In 2013, Col. Jennifer Pritzker wanted to buy this house and the Blossom House next door, restore them and turn them into bed and breakfast houses. There was some vocal opposition in the community and the deal never happened.
14.) 4904 S. Lake Park Avenue, Blackstone Library
1904 Solon S. Beman, Architect
The Blackstone Library is a stately Classical Revival-style building designed by Chicago architect Solon S. Beman, the noted designer of the industrial town of Pullman. It was presented as a gift to the city by Isabel Norton Blackstone in honor of her late husband, Timothy Beach Blackstone, a Chicago railroad executive and philanthropist. It was the first Chicago Public Library branch. Timothy Blackstone died of pneumonia in 1900 at the age of 71 at his home on S. Michigan Avenue. The home was at the present-day location of the Blackstone Hotel, and the hotel’s name memorializes Blackstone. In addition to his executive position with the railroad, Blackstone was one of the incorporators and first president of the Chicago Union Stockyards.
Architect Solon S. Beman’s design for the Blackstone Library draws from Classical and Italian Renaissance precedents. The domed rotunda at the Blackstone Library provides a formal and grand entrance to the interior; the space retains its Classical-style floor mosaics, marble-clad walls and columns, and domed ceiling with murals. (From Chicago Landmark Designation Report)
15.) East Madison Park Avenue
This street along the official Kenwood/Hyde Park border is one of just a few private residential parkways in Chicago. All buildings overlook the green parkway and the neighborhood feels very “tucked away” from the city.
16.) 5132 S. Woodlawn Ave., Isidore Heller House
1896 Frank Lloyd Wright, Architect
As the 1890s came to a close Wright experimented with several elongated building plans that connected a series of distinct spaces along a continuous axis.
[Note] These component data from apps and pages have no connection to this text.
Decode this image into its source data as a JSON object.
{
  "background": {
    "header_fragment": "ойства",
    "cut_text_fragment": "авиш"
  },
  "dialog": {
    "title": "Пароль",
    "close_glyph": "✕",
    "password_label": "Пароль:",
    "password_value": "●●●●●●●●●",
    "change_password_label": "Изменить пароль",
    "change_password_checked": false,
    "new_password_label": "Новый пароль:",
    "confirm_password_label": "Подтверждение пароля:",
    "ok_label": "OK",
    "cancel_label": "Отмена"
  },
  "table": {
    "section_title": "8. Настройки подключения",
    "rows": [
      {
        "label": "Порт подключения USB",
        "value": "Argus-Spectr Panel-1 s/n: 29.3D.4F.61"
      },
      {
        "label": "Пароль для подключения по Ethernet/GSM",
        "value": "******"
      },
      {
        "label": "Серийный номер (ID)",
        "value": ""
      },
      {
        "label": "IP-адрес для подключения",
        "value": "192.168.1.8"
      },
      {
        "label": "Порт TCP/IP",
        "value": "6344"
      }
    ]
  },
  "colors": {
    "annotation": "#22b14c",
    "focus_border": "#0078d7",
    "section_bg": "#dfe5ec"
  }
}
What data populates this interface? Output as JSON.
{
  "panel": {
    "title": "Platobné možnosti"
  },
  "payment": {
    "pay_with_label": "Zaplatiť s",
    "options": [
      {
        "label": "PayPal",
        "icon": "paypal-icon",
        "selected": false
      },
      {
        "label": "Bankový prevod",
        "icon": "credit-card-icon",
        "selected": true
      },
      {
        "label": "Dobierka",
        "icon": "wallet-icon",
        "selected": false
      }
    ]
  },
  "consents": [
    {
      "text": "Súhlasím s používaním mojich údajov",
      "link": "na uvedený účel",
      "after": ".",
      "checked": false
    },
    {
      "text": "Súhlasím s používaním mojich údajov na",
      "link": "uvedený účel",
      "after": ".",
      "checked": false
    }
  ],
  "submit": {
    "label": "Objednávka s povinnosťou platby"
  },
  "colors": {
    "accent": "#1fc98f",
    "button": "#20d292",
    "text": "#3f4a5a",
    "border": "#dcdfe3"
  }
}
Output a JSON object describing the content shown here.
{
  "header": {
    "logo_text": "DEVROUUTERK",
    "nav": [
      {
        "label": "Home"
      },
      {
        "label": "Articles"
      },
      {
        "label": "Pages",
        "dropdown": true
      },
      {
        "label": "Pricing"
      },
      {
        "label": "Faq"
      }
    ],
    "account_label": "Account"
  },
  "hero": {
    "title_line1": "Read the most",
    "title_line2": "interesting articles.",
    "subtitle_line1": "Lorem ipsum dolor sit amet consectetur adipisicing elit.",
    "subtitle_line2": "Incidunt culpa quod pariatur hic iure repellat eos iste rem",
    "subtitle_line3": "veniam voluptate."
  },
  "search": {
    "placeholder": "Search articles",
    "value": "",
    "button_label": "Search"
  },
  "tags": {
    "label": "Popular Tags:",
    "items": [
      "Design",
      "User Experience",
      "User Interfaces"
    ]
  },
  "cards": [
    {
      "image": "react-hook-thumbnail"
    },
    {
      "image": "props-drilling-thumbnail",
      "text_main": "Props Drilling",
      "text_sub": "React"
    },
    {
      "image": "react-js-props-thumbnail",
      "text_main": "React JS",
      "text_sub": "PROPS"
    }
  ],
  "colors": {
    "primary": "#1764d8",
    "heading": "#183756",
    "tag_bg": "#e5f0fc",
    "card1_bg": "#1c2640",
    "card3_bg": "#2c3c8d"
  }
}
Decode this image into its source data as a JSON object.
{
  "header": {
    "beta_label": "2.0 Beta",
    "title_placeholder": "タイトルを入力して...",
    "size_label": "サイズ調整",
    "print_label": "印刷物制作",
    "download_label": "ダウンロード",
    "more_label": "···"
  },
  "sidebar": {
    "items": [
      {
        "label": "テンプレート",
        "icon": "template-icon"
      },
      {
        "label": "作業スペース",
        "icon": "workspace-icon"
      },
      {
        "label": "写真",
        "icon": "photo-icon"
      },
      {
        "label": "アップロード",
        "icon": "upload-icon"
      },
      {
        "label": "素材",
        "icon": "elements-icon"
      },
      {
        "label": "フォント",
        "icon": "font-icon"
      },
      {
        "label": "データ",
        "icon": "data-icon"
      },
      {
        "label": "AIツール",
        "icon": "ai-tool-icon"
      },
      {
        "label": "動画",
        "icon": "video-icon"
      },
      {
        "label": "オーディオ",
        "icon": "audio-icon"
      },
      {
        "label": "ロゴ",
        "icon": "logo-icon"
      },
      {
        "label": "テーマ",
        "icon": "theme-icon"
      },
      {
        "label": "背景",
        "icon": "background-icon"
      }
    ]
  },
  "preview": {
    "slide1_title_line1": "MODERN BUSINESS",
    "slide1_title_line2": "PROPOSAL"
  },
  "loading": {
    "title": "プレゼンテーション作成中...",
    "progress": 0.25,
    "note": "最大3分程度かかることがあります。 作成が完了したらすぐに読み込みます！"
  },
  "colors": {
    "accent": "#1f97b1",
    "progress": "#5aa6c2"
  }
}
The designs were markedly different from the square plans that characterized Wright’s earlier houses, and helped shape the plans of Wright’s mature Prairie buildings.
The Isidore Heller house occupies a long, narrow lot in Chicago’s Hyde Park neighborhood. Conforming to the irregular shape of the lot, the plan is arranged along a horizontal axis that extends back from the building’s street façade. The horizontal emphasis of the design is countered by the vertical form of the building which incorporates a substantial third floor playroom and servants’ rooms. The arcaded exterior of the third floor displays a frieze of classically-garbed maidens adapted from Wright’s cover design for the Eve of St. Agnes, published by his friend and client William Winslow in 1896. The sculpture was executed by Wright’s frequent collaborator, Richard Bock, who designed integral sculptural elements for several of Wright’s most important Prairie buildings, including the Dana and Martin houses, and the Larkin Administration building. (From Frank Lloyd Wright Trust)
Follow the red line on the map back to your car and enjoy viewing more of the stately and architecturally significant homes of Kenwood.
Additional Resources: McGill House, Blackstone Library, Hyde Park Kenwood National Historic District Listing (NOTE: the Historic District Listing has many, many more area listings than I cover in this small tour.)